There are native earthworms in North America...
For flowers, too much light at night could lead to a pollination hangover by day.
Far from any urban street, researchers erected street lights in remote Swiss meadows to mimic the effects of artificial light pollution. In fields lit during the night, flowers had 62 percent fewer nocturnal visitors than flowers in dark meadows, researchers report August 2 in Nature.
For one of the...
News in Brief
Our view of the earliest flowers just bloomed. A new reconstruction, the most detailed to date, suggests the flowers were bisexual, with more than five female reproductive organs, or carpels, and more than 10 male reproductive organs, or stamen. Petallike structures, grouped in sets of three, surrounded the sex organs, researchers report August 1 in Nature Communications.
Mums are now a flower of a different color. Japanese researchers have added a hint of clear sky to the humble plant’s palette, genetically engineering the first-ever “true blue” chrysanthemum.
“Obtaining blue-colored flowers is the Holy Grail for plant breeders,” says Mark Bridgen, a plant breeder at Cornell University.
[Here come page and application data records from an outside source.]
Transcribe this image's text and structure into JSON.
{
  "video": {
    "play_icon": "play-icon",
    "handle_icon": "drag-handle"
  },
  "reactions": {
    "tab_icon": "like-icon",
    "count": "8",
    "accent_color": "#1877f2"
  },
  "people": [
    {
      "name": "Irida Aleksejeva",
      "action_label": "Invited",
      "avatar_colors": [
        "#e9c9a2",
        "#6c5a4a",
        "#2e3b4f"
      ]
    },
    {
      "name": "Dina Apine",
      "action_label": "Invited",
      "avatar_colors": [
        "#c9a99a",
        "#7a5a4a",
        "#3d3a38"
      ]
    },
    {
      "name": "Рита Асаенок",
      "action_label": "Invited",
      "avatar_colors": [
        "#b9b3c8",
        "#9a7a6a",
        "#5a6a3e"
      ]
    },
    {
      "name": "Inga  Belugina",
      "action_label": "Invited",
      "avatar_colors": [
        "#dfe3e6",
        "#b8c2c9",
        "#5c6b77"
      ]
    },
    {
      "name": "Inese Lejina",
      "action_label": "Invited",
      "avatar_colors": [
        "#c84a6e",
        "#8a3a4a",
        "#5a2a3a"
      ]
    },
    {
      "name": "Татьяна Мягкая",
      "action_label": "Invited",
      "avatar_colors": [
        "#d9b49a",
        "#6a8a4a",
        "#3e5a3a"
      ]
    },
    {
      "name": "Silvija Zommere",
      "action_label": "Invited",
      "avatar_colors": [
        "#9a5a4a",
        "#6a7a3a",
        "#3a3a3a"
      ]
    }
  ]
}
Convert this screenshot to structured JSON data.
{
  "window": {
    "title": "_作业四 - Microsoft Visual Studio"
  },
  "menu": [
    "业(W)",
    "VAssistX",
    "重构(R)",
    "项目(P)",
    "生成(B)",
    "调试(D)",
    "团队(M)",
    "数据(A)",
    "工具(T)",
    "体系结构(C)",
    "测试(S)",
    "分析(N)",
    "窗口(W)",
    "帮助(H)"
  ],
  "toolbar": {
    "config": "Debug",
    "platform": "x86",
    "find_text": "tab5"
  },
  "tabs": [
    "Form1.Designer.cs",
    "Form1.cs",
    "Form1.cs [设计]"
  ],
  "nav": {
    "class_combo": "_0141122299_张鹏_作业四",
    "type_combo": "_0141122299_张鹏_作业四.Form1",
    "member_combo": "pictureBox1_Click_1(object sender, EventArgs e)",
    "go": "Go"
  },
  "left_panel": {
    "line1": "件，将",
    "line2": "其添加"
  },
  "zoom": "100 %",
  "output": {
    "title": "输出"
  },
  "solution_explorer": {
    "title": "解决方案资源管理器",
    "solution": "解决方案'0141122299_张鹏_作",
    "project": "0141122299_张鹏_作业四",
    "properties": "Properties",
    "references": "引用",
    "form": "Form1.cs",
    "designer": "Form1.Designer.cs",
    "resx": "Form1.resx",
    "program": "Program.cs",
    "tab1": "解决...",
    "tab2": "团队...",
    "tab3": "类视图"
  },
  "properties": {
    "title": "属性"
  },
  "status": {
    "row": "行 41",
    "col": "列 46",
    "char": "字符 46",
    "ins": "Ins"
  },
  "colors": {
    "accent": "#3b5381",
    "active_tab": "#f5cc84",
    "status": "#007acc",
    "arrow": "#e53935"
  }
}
The results are “very exciting.”
Compounds called delphinidin-...
View the video
Robots are branching out. A new prototype soft robot takes inspiration from plants by growing to explore its environment.
Vines and some fungi extend from their tips to explore their surroundings. Elliot Hawkes of the University of California in Santa Barbara and his colleagues designed a bot that works on similar principles. Its mechanical body sits inside a plastic...
News in Brief
A wheat strain that let its guard down may have paved the way for a crop-destroying fungus to infect the species.
About 1980, Brazilian farmers began growing a strain of wheat called Anahuac, which is suited to the country’s nonacidic soils. And that, researchers report July 7 in Science, may be when wheat started to lose an arms race with blast fungus (Pyricularia oryzae, also known as...
PORTLAND, Ore. — Petals of wildflowers called starry campions may be a pretty little battleground for a sexual skirmish between the plant’s male and female parts.
As is common in flowers, each Silene stellata bloom forms both male and female sex organs. After measuring petal variation between plants and tracking parenthood of seeds, Juannan Zhou suspected a sexual tug-of-war.